Below are some records; work out how many of their lines contain "with" and give the number only.

**Exercise material**
==*==
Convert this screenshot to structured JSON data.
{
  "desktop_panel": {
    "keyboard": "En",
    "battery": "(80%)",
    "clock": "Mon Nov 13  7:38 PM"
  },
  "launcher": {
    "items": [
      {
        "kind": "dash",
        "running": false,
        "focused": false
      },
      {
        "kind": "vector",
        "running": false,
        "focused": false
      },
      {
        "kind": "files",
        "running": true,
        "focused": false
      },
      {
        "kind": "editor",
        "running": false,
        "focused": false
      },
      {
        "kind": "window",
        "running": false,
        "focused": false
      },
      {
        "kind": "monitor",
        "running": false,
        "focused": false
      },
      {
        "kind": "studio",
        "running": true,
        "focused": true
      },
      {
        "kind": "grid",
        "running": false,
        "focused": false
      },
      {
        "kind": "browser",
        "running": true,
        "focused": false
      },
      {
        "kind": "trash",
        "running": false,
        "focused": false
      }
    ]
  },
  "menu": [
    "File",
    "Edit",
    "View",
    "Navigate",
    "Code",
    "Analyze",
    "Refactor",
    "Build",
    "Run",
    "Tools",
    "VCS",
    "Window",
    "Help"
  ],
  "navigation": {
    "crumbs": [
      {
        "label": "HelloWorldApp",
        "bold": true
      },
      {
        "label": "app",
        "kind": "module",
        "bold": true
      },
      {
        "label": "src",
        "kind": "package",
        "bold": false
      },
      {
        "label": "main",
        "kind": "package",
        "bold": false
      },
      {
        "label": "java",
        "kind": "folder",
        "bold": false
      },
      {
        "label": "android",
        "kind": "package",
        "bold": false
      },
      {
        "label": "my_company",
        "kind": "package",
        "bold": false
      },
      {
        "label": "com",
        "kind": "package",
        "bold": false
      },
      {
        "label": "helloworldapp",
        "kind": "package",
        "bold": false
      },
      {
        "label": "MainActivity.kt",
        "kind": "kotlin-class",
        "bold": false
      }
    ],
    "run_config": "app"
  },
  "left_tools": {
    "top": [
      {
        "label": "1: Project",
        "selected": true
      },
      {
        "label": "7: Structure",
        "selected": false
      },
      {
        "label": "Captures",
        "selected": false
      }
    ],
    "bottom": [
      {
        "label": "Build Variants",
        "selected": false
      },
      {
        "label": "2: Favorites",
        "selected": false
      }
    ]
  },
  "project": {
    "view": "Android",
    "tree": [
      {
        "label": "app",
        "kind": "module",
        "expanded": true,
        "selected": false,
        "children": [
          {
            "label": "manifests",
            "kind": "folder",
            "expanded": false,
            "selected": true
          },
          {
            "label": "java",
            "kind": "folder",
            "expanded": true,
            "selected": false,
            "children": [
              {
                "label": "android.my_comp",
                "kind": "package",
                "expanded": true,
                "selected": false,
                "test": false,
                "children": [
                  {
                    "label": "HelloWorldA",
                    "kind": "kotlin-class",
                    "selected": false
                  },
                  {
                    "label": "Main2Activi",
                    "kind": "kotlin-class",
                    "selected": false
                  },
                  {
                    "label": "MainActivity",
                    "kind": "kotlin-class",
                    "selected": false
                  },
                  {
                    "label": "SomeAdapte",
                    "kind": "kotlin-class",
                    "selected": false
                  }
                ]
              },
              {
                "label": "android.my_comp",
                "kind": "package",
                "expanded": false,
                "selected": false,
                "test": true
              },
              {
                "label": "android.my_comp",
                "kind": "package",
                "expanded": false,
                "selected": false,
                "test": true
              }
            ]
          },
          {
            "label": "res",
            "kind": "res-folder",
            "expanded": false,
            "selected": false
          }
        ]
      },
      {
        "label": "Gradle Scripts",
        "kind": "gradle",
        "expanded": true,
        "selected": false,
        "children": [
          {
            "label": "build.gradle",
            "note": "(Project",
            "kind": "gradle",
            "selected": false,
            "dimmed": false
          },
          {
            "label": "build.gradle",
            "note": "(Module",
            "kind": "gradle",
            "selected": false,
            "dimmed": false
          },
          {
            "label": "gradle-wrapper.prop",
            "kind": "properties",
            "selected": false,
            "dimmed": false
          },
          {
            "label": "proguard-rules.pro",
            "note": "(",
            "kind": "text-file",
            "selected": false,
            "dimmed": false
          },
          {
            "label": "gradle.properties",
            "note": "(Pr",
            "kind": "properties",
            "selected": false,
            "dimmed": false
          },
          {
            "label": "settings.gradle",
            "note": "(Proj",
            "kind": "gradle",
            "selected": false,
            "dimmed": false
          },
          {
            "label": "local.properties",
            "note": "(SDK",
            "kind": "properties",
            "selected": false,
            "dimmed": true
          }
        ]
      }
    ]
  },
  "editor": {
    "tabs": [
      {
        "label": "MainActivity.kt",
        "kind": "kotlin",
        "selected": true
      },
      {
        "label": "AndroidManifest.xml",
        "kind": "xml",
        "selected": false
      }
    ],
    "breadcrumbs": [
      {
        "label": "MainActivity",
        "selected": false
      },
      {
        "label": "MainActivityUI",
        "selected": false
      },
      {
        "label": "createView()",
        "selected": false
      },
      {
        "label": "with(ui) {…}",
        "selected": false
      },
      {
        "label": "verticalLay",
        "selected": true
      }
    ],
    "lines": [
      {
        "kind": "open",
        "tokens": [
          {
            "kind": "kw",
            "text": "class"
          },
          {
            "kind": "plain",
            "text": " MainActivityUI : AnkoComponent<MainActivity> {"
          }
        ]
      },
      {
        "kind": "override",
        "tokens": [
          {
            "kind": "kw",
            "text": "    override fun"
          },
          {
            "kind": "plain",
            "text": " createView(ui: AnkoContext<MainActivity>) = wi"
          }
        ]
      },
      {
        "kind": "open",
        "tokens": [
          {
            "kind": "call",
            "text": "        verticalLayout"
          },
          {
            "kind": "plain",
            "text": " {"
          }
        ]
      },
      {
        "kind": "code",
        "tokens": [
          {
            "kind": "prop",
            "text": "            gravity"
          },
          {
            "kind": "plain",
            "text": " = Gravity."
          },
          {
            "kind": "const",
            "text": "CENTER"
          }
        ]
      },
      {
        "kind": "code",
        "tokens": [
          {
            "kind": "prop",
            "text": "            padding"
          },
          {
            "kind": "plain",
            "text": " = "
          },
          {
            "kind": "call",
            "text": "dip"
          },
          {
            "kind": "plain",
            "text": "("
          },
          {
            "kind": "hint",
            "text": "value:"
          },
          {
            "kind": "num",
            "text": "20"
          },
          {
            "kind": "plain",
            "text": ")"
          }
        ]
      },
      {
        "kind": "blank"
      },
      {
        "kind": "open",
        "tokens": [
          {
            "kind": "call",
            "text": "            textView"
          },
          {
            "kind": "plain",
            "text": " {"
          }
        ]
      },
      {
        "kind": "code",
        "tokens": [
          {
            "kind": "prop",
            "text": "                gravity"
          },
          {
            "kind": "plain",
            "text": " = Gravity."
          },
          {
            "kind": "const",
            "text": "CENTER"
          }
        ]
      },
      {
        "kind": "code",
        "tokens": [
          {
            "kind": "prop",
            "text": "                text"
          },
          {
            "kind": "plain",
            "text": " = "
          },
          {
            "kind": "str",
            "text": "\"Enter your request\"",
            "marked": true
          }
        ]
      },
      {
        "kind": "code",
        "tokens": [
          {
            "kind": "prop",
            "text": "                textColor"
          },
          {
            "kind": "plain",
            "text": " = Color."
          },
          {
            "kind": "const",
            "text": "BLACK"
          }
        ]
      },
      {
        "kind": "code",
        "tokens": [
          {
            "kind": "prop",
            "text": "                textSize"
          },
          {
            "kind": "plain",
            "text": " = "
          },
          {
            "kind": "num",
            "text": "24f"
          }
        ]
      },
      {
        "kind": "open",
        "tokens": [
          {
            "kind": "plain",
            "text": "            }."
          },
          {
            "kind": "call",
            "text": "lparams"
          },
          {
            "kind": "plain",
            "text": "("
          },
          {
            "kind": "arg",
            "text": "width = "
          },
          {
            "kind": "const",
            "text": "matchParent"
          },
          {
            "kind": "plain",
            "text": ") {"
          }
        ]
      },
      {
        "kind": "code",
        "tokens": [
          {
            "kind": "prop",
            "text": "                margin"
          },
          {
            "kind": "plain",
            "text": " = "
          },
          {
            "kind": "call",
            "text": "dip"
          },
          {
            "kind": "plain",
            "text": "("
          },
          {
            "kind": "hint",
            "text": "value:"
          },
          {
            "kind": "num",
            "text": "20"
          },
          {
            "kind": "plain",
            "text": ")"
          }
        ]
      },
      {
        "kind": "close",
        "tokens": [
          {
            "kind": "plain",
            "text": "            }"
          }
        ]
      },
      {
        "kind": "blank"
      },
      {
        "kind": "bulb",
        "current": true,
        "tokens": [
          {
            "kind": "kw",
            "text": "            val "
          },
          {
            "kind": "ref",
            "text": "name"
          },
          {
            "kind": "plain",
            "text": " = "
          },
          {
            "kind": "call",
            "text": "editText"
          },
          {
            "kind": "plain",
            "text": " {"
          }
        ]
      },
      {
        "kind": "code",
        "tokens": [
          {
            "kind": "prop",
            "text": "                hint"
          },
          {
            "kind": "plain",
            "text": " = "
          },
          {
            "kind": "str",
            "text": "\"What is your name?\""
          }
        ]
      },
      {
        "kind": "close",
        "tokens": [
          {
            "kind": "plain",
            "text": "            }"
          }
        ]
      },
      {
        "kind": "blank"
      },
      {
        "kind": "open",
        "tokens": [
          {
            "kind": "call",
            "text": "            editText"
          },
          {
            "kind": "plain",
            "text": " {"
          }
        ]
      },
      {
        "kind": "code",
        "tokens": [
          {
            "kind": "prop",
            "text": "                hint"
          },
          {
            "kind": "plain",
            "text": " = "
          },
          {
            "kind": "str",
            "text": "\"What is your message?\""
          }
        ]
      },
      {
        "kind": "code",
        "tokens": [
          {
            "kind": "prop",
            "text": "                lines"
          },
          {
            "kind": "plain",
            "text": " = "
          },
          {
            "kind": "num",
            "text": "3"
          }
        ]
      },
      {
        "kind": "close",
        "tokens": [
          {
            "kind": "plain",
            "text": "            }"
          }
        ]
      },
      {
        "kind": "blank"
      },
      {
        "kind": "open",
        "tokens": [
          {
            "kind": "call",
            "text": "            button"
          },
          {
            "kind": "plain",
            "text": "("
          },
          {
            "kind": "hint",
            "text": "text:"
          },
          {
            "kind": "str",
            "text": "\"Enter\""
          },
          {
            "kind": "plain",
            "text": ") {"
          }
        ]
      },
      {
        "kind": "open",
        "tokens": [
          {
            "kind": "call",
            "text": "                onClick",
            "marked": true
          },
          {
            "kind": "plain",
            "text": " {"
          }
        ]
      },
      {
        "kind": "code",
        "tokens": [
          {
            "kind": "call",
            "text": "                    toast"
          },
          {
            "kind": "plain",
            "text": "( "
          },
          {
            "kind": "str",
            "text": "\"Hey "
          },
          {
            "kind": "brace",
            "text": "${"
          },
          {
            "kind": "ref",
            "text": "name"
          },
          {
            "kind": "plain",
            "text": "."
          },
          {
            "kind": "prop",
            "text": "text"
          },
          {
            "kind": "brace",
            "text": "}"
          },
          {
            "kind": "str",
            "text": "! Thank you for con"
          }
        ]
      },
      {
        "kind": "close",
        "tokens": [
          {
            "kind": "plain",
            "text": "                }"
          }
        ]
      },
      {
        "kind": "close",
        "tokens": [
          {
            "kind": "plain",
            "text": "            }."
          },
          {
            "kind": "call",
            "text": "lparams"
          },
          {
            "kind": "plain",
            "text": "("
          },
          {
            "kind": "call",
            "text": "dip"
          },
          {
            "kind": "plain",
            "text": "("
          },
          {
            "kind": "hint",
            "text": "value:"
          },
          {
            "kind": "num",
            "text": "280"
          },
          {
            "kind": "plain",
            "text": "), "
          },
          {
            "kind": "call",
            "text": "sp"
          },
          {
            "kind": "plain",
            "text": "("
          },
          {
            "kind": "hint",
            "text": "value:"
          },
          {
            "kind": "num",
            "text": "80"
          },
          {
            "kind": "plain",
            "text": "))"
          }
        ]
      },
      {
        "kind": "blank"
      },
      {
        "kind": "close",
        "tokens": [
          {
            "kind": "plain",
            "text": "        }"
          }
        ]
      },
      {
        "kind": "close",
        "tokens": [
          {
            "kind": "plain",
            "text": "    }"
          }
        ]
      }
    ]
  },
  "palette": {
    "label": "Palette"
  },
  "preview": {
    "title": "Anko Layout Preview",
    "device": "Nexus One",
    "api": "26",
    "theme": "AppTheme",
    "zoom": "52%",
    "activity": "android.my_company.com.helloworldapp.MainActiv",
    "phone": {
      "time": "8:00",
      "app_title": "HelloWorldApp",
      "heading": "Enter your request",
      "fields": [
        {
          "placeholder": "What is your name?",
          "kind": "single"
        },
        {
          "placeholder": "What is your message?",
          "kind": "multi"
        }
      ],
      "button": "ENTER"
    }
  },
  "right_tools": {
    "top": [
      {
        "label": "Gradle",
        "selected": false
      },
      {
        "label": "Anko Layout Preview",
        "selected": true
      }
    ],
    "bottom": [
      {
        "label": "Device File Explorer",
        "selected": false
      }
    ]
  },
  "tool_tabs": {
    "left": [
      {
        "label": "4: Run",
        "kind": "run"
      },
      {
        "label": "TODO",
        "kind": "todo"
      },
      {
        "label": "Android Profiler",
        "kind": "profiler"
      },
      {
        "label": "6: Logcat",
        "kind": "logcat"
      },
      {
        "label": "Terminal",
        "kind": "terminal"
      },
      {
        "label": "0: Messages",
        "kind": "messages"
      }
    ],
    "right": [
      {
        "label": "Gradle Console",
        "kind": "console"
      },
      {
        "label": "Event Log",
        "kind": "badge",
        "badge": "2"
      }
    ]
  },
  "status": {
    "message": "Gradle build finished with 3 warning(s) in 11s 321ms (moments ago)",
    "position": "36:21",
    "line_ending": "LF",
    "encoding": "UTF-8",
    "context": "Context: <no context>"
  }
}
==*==
**Worked solution**
2